What Is PGS?
Preimplantation genetic screening (PGS) is a genetic test that screens the embryo for chromosomal abnormalities. A few cells are extracted from an embryo produced in the IVF lab and are sent to a genetics laboratory for testing. PGS determines if the embryo has the correct number of chromosomes. It also detects translocations, when pieces of a chromosome break off and reattach at the wrong place. PGS can also learn an embryo’s gender. Recent advances in the testing include Next Generation Sequencing (NGS) technology, which is far more accurate than the tests used before 2015.
PGS does not test for specific diseases. Preimplantation genetic diagnosis (PGD) screens for a number of different genetic diseases. It may be used when one or both parents are carriers for a genetic disease or if there is a family history of a genetic disease.
Why Use PGS?
Aneuploidy is a condition when an embryo has more than or fewer than the correct number of chromosomes. Chromosomal abnormalities have been shown to be responsible for nearly 70 percent of all early miscarriages. They are also responsible for Down syndrome and Edwards syndrome.

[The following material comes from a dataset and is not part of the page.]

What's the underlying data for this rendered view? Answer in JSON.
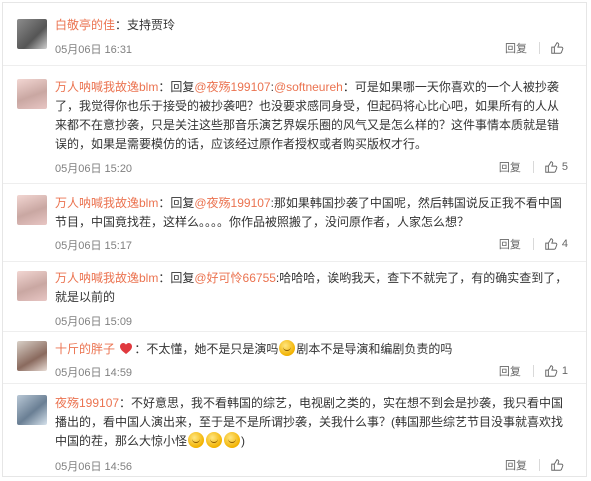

When women are in their 30s about 30 to 40 percent of their eggs have abnormalities. At age 40 the percentage of eggs with chromosome problems climbs to about 60 percent; it is 90 percent by age 44.
Aneuploidy can happen at any age, but it becomes more common after age 35. If a couple has a history of recurrent miscarriage, IVF with PGS may be recommended by a fertility specialist. PGS may also be a choice when a couple has had failed IVF cycles. An abnormal number of chromosomes or translocations have been found to prevent embryos from implanting in IVF.

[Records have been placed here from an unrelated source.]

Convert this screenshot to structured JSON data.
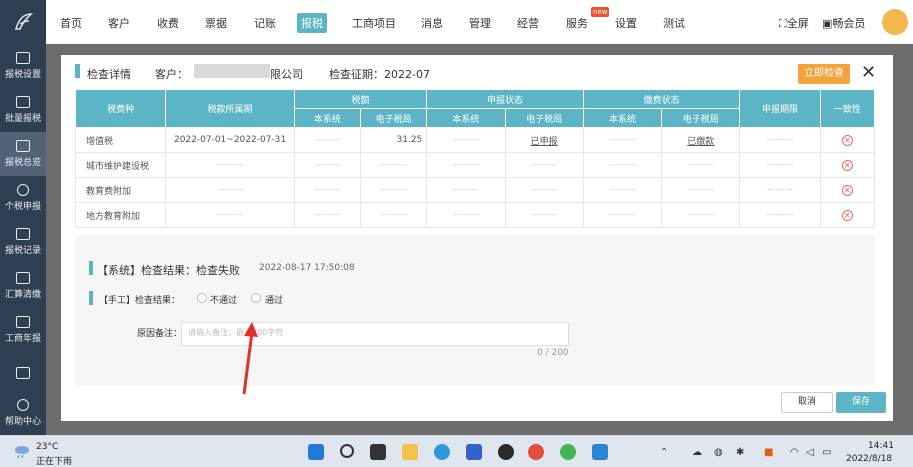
{
  "nav": {
    "items": [
      "首页",
      "客户",
      "收费",
      "票据",
      "记账",
      "报税",
      "工商项目",
      "消息",
      "管理",
      "经营",
      "服务",
      "设置",
      "测试"
    ],
    "active": "报税",
    "new_badge": "new",
    "fullscreen": "全屏",
    "member": "畅会员"
  },
  "sidebar": {
    "items": [
      "报税设置",
      "批量报税",
      "报税总览",
      "个税申报",
      "报税记录",
      "汇算清缴",
      "工商年报",
      "",
      "帮助中心"
    ]
  },
  "dialog": {
    "title": "检查详情",
    "customer_label": "客户：",
    "customer_name_suffix": "限公司",
    "period": "检查征期：2022-07",
    "check_button": "立即检查",
    "close": "✕",
    "table": {
      "group_headers": [
        "税额",
        "申报状态",
        "缴费状态"
      ],
      "headers": [
        "税费种",
        "税款所属期",
        "申报期限",
        "一致性"
      ],
      "sub_headers": [
        "本系统",
        "电子税局",
        "本系统",
        "电子税局",
        "本系统",
        "电子税局"
      ],
      "rows": [
        {
          "tax": "增值税",
          "period": "2022-07-01~2022-07-31",
          "amount": "31.25",
          "declare": "已申报",
          "payment": "已缴款"
        },
        {
          "tax": "城市维护建设税",
          "period": "",
          "amount": "",
          "declare": "",
          "payment": ""
        },
        {
          "tax": "教育费附加",
          "period": "",
          "amount": "",
          "declare": "",
          "payment": ""
        },
        {
          "tax": "地方教育附加",
          "period": "",
          "amount": "",
          "declare": "",
          "payment": ""
        }
      ]
    },
    "system_result": "【系统】检查结果：检查失败",
    "system_time": "2022-08-17 17:50:08",
    "manual_label": "【手工】检查结果：",
    "option_fail": "不通过",
    "option_pass": "通过",
    "reason_label": "原因备注：",
    "reason_placeholder": "请输入备注，最多200字符",
    "counter": "0 / 200",
    "cancel": "取消",
    "save": "保存"
  },
  "taskbar": {
    "temp": "23°C",
    "weather": "正在下雨",
    "time": "14:41",
    "date": "2022/8/18"
  }
}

Screening the embryos for a normal number and arrangement of chromosomes allows only the better quality embryos to be transferred. Recent research has found that using PGS to test embryos and transferring ones with a normal chromosome count increases IVF success by as much as 23 percent.
If one or both partners are carriers of balanced chromosomal translocations, PGS is often recommended to improve their chances of having a healthy baby. Couples who have unexplained infertility may also be candidates for PGS.
If your reproductive endocrinologist recommends PGS, you will receive genetic counseling both before the test and after the results are received. The genetics counselor will help you be prepared for test results and help you deal with your emotions around any decisions you may have to make.